Linear Programming - Elimination Method help

Hi: This may be slightly more advanced than basic algebra but I think it fits.

I have the following equation:

**Maximize Z = 60x + 90y**

Subject to:

7x+7y < or = 350

160x+80y > or = 4000

y < or = 25

x > or = 20

This is a maximization / linear programming example where I'd find the feasable region and then determine the optimum solution.

My first step was to sub 0 in for x and y in both equations, getting 25,0 and 50,0 and 0,50 for my coordinates. The constraints of y<or =20 and x > or =0 give me the feasable region but I am having trouble using the substution method to solve for the optimum solution.

Every example I have seen and looked up have been simple numbers where you can either add down, subtract, or multiple by a small amount to get a variable to cancel out. In this situation, 7 does not go into 80 or 160 evenly.

I tried using the LCM and came up with 80, but when I run that number through I end up with 560x = 0, so I know I must be doing something wrong.

How do you handle numbers that do not cancel out evenly?

Thanks!!

Re: Linear Programming - Elimination Method help

Quote:

Originally Posted by

**ljj** Hi: This may be slightly more advanced than basic algebra but I think it fits.

I have the following equation:

**Maximize Z = 60x + 90y**

Subject to:

7x+7y < or = 350

160x+80y > or = 4000

y < or = 25

x > or = 20

This is a maximization / linear programming example where I'd find the feasable region and then determine the optimum solution.

My first step was to sub 0 in for x and y in both equations, getting 25,0 and 50,0 and 0,50 for my coordinates. The constraints of y<or =20 and x > or =0 give me the feasable region but I am having trouble using the substution method to solve for the optimum solution.

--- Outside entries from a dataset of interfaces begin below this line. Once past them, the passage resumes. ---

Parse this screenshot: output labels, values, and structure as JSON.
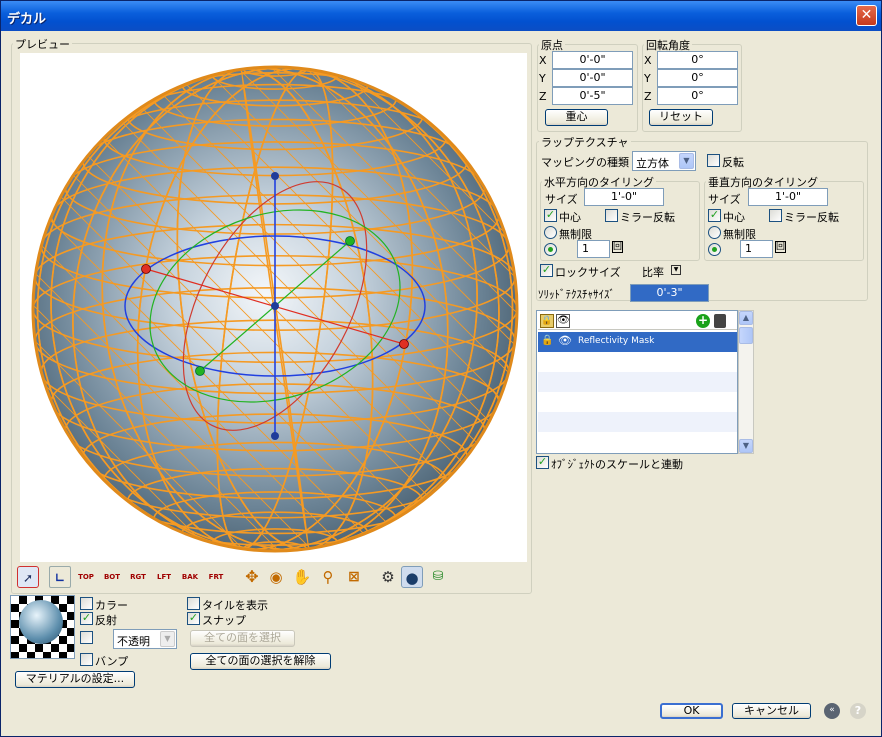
{
  "window": {
    "title": "デカル",
    "close_glyph": "✕"
  },
  "preview": {
    "label": "プレビュー"
  },
  "origin": {
    "label": "原点",
    "rows": [
      {
        "axis": "X",
        "value": "0'-0\""
      },
      {
        "axis": "Y",
        "value": "0'-0\""
      },
      {
        "axis": "Z",
        "value": "0'-5\""
      }
    ],
    "button": "重心"
  },
  "rotation": {
    "label": "回転角度",
    "rows": [
      {
        "axis": "X",
        "value": "0°"
      },
      {
        "axis": "Y",
        "value": "0°"
      },
      {
        "axis": "Z",
        "value": "0°"
      }
    ],
    "button": "リセット"
  },
  "wrap": {
    "label": "ラップテクスチャ",
    "mapping_label": "マッピングの種類",
    "mapping_value": "立方体",
    "flip_label": "反転",
    "horizontal": {
      "label": "水平方向のタイリング",
      "size_label": "サイズ",
      "size_value": "1'-0\"",
      "center_label": "中心",
      "mirror_label": "ミラー反転",
      "unlimited_label": "無制限",
      "count_value": "1",
      "count_unit": "回"
    },
    "vertical": {
      "label": "垂直方向のタイリング",
      "size_label": "サイズ",
      "size_value": "1'-0\"",
      "center_label": "中心",
      "mirror_label": "ミラー反転",
      "unlimited_label": "無制限",
      "count_value": "1",
      "count_unit": "回"
    },
    "lock_size_label": "ロックサイズ",
    "ratio_label": "比率",
    "solid_label": "ｿﾘｯﾄﾞﾃｸｽﾁｬｻｲｽﾞ",
    "solid_value": "0'-3\""
  },
  "layers": {
    "items": [
      {
        "name": "Reflectivity Mask"
      }
    ]
  },
  "link_scale_label": "ｵﾌﾞｼﾞｪｸﾄのスケールと連動",
  "toolbar": [
    "TOP",
    "BOT",
    "RGT",
    "LFT",
    "BAK",
    "FRT"
  ],
  "material": {
    "color_label": "カラー",
    "reflect_label": "反射",
    "opacity_value": "不透明",
    "bump_label": "バンプ",
    "settings_button": "マテリアルの設定..."
  },
  "tiles_label": "タイルを表示",
  "snap_label": "スナップ",
  "select_all_faces": "全ての面を選択",
  "deselect_all_faces": "全ての面の選択を解除",
  "ok_button": "OK",
  "cancel_button": "キャンセル",
  "colors": {
    "wire": "#f59a23",
    "title_bar": "#0a5fdc",
    "selection": "#316ac5"
  }
}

Every example I have seen and looked up have been simple numbers where you can either add down, subtract, or multiple by a small amount to get a variable to cancel out. In this situation, 7 does not go into 80 or 160 evenly.

I tried using the LCM and came up with 80, but when I run that number through I end up with 560x = 0, so I know I must be doing something wrong.

How do you handle numbers that do not cancel out evenly?

Thanks!!

Hint: 7 divides 350! The first equation reduces to

$\displaystyle x+y \le 50$

Now can you use it for elimination?

Re: Linear Programming - Elimination Method help

Hello, ljj!

Quote:

$\displaystyle \text{Maximize: }z \:=\: 60x + 90y$

$\displaystyle \text{Subject to: }\:\begin{Bmatrix}x+y \:\le \:50 & [1] \\ 2x+y \:\ge\:50 & [2] \\ x \ge 20 & [3] \\ y \le 25 & [4]\end{Bmatrix}$

The line of [1] has intercepts (50, 0) and (0, 50).

Draw the line and shade the region below the line.

The line of [2] has intercepts (25,0) and (0,50).

Draw the line and shade the region above the line.

The line of [3] is the vertical line: $\displaystyle x \,=\,20.$

Draw the line and shade the region to the right of the line.

The line of [4] is the horizontal line: $\displaystyle y \,=\,25.$

Draw the line and shade the region below the line.

The critical region looks like this:

Code:

` |`

*

|**

| * * |

| * * |

| * *

| * D| * C

- + - - * o---o

| *|:::::*

| Eo:::::::*

| |*::::::::*

- - + - - - + o---------o - -

| A B

The vertices are: .$\displaystyle \begin{Bmatrix}A:& (25,0) \\ B: & (50,0) \\ C: & (25,25) \\ D: ^& (20,25) \\ E: & (20,10) \end{Bmatrix}$

Test the vertices in the *z*-function and determine the maximum *z.*